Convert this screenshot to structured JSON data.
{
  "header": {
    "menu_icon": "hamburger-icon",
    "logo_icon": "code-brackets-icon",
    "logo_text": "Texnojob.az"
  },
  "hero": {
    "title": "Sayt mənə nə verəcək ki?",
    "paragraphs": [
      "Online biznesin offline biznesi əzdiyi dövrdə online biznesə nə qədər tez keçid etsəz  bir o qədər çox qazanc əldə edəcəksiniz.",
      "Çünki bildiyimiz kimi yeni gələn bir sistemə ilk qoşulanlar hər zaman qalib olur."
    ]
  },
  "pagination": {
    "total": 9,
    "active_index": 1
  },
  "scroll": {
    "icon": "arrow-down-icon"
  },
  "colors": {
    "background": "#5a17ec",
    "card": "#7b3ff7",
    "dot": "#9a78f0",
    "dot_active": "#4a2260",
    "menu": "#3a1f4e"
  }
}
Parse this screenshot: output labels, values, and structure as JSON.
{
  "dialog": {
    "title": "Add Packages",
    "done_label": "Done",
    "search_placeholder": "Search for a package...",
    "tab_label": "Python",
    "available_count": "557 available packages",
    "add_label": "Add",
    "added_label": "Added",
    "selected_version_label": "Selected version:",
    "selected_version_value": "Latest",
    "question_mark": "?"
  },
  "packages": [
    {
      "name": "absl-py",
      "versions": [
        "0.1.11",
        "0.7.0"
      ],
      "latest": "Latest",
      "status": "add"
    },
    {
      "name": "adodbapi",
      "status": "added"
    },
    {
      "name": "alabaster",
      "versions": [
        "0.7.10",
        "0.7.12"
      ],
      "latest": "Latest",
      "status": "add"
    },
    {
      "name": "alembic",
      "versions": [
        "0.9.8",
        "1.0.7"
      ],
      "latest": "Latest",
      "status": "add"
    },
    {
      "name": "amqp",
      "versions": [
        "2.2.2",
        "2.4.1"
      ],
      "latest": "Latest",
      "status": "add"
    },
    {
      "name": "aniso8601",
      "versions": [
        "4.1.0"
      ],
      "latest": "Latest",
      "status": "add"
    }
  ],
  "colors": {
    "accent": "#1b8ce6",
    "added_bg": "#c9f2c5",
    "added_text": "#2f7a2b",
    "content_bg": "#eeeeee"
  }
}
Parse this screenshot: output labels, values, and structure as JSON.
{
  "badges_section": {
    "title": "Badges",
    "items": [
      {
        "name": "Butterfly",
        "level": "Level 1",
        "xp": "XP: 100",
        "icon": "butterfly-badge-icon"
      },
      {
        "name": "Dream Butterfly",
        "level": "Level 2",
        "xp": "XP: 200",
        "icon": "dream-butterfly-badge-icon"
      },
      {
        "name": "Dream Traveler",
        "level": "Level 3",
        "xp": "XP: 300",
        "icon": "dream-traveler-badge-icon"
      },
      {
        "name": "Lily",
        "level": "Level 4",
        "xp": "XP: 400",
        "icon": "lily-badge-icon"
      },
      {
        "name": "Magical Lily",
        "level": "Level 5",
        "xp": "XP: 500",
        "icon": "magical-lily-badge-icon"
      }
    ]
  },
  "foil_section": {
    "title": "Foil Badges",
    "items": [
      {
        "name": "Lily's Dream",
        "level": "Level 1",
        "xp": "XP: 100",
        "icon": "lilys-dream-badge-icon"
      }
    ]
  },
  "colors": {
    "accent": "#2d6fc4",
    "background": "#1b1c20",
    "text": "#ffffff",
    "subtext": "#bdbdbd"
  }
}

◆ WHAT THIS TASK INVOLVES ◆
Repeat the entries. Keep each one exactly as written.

◆ EXERCISE OUTPUT ◆
Convert this screenshot to structured JSON data.
{
  "header": {
    "menu_icon": "hamburger-icon",
    "logo_icon": "code-brackets-icon",
    "logo_text": "Texnojob.az"
  },
  "hero": {
    "title": "Sayt mənə nə verəcək ki?",
    "paragraphs": [
      "Online biznesin offline biznesi əzdiyi dövrdə online biznesə nə qədər tez keçid etsəz  bir o qədər çox qazanc əldə edəcəksiniz.",
      "Çünki bildiyimiz kimi yeni gələn bir sistemə ilk qoşulanlar hər zaman qalib olur."
    ]
  },
  "pagination": {
    "total": 9,
    "active_index": 1
  },
  "scroll": {
    "icon": "arrow-down-icon"
  },
  "colors": {
    "background": "#5a17ec",
    "card": "#7b3ff7",
    "dot": "#9a78f0",
    "dot_active": "#4a2260",
    "menu": "#3a1f4e"
  }
}
Parse this screenshot: output labels, values, and structure as JSON.
{
  "dialog": {
    "title": "Add Packages",
    "done_label": "Done",
    "search_placeholder": "Search for a package...",
    "tab_label": "Python",
    "available_count": "557 available packages",
    "add_label": "Add",
    "added_label": "Added",
    "selected_version_label": "Selected version:",
    "selected_version_value": "Latest",
    "question_mark": "?"
  },
  "packages": [
    {
      "name": "absl-py",
      "versions": [
        "0.1.11",
        "0.7.0"
      ],
      "latest": "Latest",
      "status": "add"
    },
    {
      "name": "adodbapi",
      "status": "added"
    },
    {
      "name": "alabaster",
      "versions": [
        "0.7.10",
        "0.7.12"
      ],
      "latest": "Latest",
      "status": "add"
    },
    {
      "name": "alembic",
      "versions": [
        "0.9.8",
        "1.0.7"
      ],
      "latest": "Latest",
      "status": "add"
    },
    {
      "name": "amqp",
      "versions": [
        "2.2.2",
        "2.4.1"
      ],
      "latest": "Latest",
      "status": "add"
    },
    {
      "name": "aniso8601",
      "versions": [
        "4.1.0"
      ],
      "latest": "Latest",
      "status": "add"
    }
  ],
  "colors": {
    "accent": "#1b8ce6",
    "added_bg": "#c9f2c5",
    "added_text": "#2f7a2b",
    "content_bg": "#eeeeee"
  }
}
Parse this screenshot: output labels, values, and structure as JSON.
{
  "badges_section": {
    "title": "Badges",
    "items": [
      {
        "name": "Butterfly",
        "level": "Level 1",
        "xp": "XP: 100",
        "icon": "butterfly-badge-icon"
      },
      {
        "name": "Dream Butterfly",
        "level": "Level 2",
        "xp": "XP: 200",
        "icon": "dream-butterfly-badge-icon"
      },
      {
        "name": "Dream Traveler",
        "level": "Level 3",
        "xp": "XP: 300",
        "icon": "dream-traveler-badge-icon"
      },
      {
        "name": "Lily",
        "level": "Level 4",
        "xp": "XP: 400",
        "icon": "lily-badge-icon"
      },
      {
        "name": "Magical Lily",
        "level": "Level 5",
        "xp": "XP: 500",
        "icon": "magical-lily-badge-icon"
      }
    ]
  },
  "foil_section": {
    "title": "Foil Badges",
    "items": [
      {
        "name": "Lily's Dream",
        "level": "Level 1",
        "xp": "XP: 100",
        "icon": "lilys-dream-badge-icon"
      }
    ]
  },
  "colors": {
    "accent": "#2d6fc4",
    "background": "#1b1c20",
    "text": "#ffffff",
    "subtext": "#bdbdbd"
  }
}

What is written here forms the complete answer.